First, it's important to differentiate between a resumé and a CV. Resumés are intended for highlighting job experience, and they tend to be much shorter than CV's. A CV should highlight academic and professional training, certifications, experiences, and so forth. CV's tend to be much longer, though you do need to be careful to not let it get too long. (My recommendation for applying to a graduate program is to keep the CV to 2 pages, no more than 3; doing so keeps it brief and concise for the reader, and helps you to highlight your most important qualifications).
Focusing on graduate programs in psychology specifically, there are a few sections that are pretty standard:
- Research experience
- Clinical experience (if any)
- Honors & Awards
- Professional service
- Publications/presentations/posters (if any)
- Certifications (if any)
Those sections can have different titles, but they should typically be present in some way. As I noted with some sections, you'll only include them if you have anything to put in there. When applying for a graduate program, you might not (yet).
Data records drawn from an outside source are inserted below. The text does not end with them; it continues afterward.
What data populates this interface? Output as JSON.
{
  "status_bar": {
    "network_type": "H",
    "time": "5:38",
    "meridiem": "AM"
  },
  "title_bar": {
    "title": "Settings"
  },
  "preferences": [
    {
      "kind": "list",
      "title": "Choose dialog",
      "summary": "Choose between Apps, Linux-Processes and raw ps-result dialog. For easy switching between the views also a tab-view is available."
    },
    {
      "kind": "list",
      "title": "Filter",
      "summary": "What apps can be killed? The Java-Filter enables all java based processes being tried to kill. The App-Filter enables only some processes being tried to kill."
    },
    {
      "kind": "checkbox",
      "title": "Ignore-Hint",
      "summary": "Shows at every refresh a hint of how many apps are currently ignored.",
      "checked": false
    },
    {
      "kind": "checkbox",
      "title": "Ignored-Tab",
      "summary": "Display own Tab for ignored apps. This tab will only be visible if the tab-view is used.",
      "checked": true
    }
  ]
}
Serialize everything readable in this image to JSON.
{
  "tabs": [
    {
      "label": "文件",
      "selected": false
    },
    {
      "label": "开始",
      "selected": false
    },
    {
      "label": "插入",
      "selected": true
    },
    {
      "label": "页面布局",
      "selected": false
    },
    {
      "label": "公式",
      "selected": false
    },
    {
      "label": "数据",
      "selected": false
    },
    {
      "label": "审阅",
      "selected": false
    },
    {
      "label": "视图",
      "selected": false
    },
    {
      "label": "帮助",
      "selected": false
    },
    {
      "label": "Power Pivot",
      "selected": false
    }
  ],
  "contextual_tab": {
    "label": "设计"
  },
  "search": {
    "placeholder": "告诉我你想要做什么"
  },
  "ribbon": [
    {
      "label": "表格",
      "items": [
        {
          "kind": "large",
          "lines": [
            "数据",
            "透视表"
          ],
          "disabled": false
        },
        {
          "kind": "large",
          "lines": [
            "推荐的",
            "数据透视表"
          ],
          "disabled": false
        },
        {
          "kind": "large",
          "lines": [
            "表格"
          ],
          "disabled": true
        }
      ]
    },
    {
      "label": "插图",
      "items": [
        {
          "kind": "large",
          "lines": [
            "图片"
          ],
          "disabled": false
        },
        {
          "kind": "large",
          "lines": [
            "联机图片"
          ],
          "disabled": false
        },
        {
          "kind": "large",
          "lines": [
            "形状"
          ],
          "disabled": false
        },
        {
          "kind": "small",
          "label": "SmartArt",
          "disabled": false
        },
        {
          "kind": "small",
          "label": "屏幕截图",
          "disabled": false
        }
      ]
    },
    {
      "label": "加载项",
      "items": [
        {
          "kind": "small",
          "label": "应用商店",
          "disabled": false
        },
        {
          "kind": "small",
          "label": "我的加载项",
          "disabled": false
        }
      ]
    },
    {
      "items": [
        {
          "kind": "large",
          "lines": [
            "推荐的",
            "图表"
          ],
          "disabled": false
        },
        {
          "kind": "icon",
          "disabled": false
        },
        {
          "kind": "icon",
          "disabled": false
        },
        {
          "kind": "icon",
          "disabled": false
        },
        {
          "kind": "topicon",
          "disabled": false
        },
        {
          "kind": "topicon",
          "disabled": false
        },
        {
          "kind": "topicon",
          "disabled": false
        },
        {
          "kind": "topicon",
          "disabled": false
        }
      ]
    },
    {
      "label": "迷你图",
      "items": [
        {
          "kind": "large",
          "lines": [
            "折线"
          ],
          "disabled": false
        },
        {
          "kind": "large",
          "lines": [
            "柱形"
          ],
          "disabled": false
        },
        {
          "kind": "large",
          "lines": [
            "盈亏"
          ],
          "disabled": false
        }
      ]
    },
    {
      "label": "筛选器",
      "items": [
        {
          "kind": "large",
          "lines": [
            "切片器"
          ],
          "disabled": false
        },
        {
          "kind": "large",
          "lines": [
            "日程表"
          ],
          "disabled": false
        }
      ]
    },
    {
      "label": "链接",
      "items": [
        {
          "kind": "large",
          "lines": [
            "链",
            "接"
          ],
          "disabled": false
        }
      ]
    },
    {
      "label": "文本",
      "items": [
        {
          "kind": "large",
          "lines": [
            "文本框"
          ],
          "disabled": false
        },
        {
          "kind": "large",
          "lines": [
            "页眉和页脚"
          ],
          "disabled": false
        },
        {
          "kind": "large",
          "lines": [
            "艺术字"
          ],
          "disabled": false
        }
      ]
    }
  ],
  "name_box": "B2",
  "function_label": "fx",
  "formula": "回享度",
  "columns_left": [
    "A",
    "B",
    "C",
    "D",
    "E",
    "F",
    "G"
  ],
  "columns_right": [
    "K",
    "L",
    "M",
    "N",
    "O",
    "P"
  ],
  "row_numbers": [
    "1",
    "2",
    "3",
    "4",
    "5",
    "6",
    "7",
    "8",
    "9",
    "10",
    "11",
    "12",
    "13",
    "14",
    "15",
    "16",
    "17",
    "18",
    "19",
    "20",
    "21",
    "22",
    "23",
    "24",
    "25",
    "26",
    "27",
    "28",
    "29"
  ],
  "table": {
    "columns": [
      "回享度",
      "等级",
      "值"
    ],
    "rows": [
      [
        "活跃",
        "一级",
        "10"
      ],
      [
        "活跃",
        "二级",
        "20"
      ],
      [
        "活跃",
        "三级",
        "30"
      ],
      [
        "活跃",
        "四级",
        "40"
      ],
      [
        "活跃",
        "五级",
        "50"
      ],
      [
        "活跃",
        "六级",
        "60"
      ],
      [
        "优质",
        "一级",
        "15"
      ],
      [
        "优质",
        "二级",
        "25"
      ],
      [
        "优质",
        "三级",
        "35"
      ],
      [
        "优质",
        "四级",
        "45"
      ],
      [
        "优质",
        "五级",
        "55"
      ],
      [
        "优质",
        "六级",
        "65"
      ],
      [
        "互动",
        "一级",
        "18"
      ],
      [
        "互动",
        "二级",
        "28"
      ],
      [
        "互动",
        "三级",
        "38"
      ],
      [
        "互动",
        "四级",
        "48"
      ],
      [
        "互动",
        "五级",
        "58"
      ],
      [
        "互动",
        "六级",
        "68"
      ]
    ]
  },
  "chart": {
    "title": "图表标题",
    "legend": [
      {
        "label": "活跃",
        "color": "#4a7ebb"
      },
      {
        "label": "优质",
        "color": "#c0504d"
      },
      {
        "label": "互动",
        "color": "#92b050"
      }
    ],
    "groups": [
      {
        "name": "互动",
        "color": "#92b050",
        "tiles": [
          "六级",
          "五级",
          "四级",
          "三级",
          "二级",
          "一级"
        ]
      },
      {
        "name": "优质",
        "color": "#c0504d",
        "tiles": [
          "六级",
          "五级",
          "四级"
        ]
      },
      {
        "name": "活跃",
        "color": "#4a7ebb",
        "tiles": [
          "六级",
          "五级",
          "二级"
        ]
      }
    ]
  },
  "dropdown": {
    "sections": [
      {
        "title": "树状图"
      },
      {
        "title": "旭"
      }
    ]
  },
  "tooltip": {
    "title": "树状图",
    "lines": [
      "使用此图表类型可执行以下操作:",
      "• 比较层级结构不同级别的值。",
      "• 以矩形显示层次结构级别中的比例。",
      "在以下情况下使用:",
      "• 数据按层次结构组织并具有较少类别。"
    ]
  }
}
For education, you'll want to give basic information regarding your undergraduate education. Research experience will detail what labs you were in, who was the principal investigator, what the study was/is seeking to do, and what your roles were. Clinical experience (if you have any) will detail where it was, who you had for supervisors, and what types of experiences you had. Honors & awards will contain any relevant awards you've obtained, as well as any funding you have gotten. Professional service can detail extracurricular work you have done for the field that you are interested in. Publications (and presentations/posters) will include any works that you have been an author or co-author on (and it's recommended to bold your name; and format it in APA style!). Finally, references will include who will act as your references (typically the same people who write letters of recommendation for you, and you'll generally need 3).
Other sections can be included as well, such as the Syntax and Assessment sections that I have in my CV (which you can view on my Public CV page). But, the sections I detailed above are the core sections, and the ones you should definitely include.
For formatting the CV, you want to have a consistent format throughout. Experiences should be in chronological order (I prefer to have anything that is current at the top, then work backwards from there). Blocks of text should be lined up (using tab stops, like I detailed in a recent post). You have some freedom with font, font size, and spacing, but it should be professional and easy to read. In general, I would try to keep blocks of text on the same page so the breaks feel natural.
Setting up an initial template can be very difficult, but getting it right will be very beneficial in the long-run. If you want a template based on my CV, you can get it from the Resources page.
Have questions about how to format a CV, or what to include? Want tips on other materials that you commonly need for graduate school and beyond? Let me know in the comments!